A long time ago, I worked on a system that snapped some realtime ticking data, carried out a few computationally expensive calculations ( they had to be carried out on a remote server machine ) and sent the result to a user's front end. I was placed in charge of building out the infrastructure for client-server communication. The data manipulation libraries that calculated values based on data ticks were developed by an independent team and I was not given access to modify this code. Although this system had many shortcomings (most introduced by me), a particular pain point was the system of databases and APIs that had grown around the service that supplied ticking data. At the lowest level of the system was a message queue, which monitored the various tick data sources. The data on the queue was pushed into a database, which exposed a direct query API to any clients.

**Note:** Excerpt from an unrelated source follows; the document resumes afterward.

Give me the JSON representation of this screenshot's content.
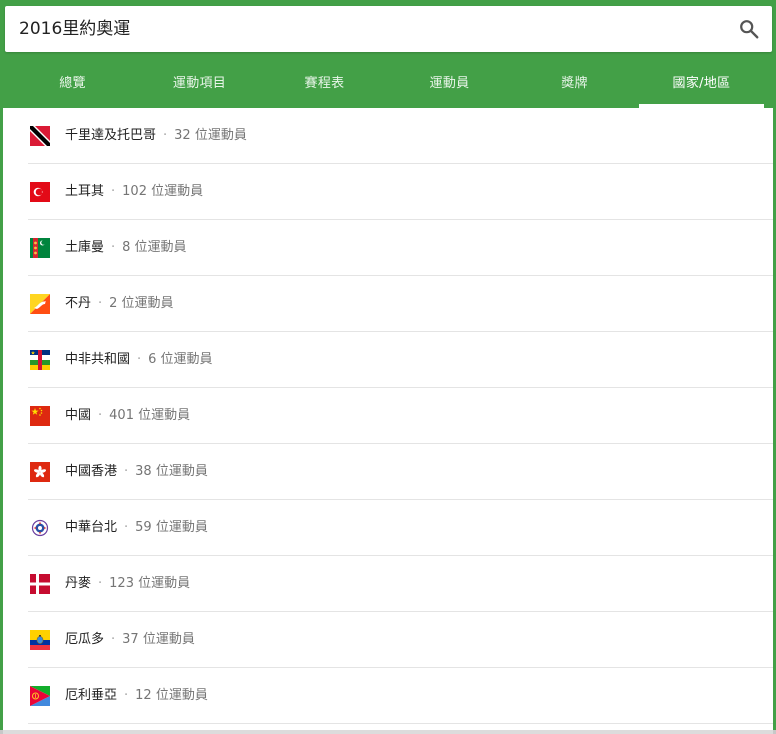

However, the query language was more or less intractable to people without deep experience with the database software and thus yet another team was setup to develop an abstraction on top of the database API. None of the APIs were properly documented and had been designed a few years before I came along.

Thus, the correct functioning of my software depended on a 3rd party calculation library, a database managed by a remote team, a hard to use database API managed by the same remote team and a another abstraction built on top of the database API to 'make things easier' for the ultimate client applications (such as the system I developed ). At first the components of the system cooperated on a fairly regular basis and eventually thousands of different datatypes were onboarded to the same system. Eventually the vendor software that governed the values being placed into the message queue was replaced with another software that did not have the same filtration capabilities. Very soon I started seeing invalid data values propagating into my server side calculation process and the 3rd party calculation library struggled to cope with them. It did not have proper error handling to exclude bad data - since the need had never come up, no one had ever thought of developing it. This library was mission critical and used by hundreds of applications. Adding any kinds of changes would have required a testing process that would span months and potentially tens of different teams. What made matters worse, I did not have any control of the data values directly since the abstraction API on top of the database communicated directly with the 3rd party calculation library without returning any results into my server process.

My next step then was to talk to the abstraction API team, but the solutions that were offered for filtering offending data could not be implemented, because such a change would have to be carried out for all datatypes and not just the one that was causing issues for me. The API had not been designed to provide granularity based on particular data types. In addition, it was hard to convince the abstraction API team that my problem was a legitimate problem. The data value ticking on the message bus was a legitimate value, but in the context of the business it made very little sense, which is why the computational 3rd party API would have never expected it.

Eventually, the solution had to be moved into the lowest level - the database API - only after multiple discussions with multiple teams.

I think there are a few important lessons and some questions:

1) Segregating software developers into highly specialised teams produces software quickly, but the APIs delivered by such teams can easily ignore the needs of developers working on client libraries.

2) This is a hard one: but software should be designed so that it can easile be extended at a future time when requirements change. This fact alone makes comparisons between civil engineering and software engineering hard. I'd imagine that once a team of engineers decides to build a pedestrian bridge, they build a pedestrian bridge. No one will come along and say, "Hey, now your pedestrian bridge will also have to accomodate large trucks." This happens very often in software engineering when one tries to scale an application - the infrastructure that was able to support 100 users, simply won't be able to cope with 1 000 000 users.

3) What are the best practices for designing data delivery layers? What features should be a part of APIs that expose realtime data to application developers?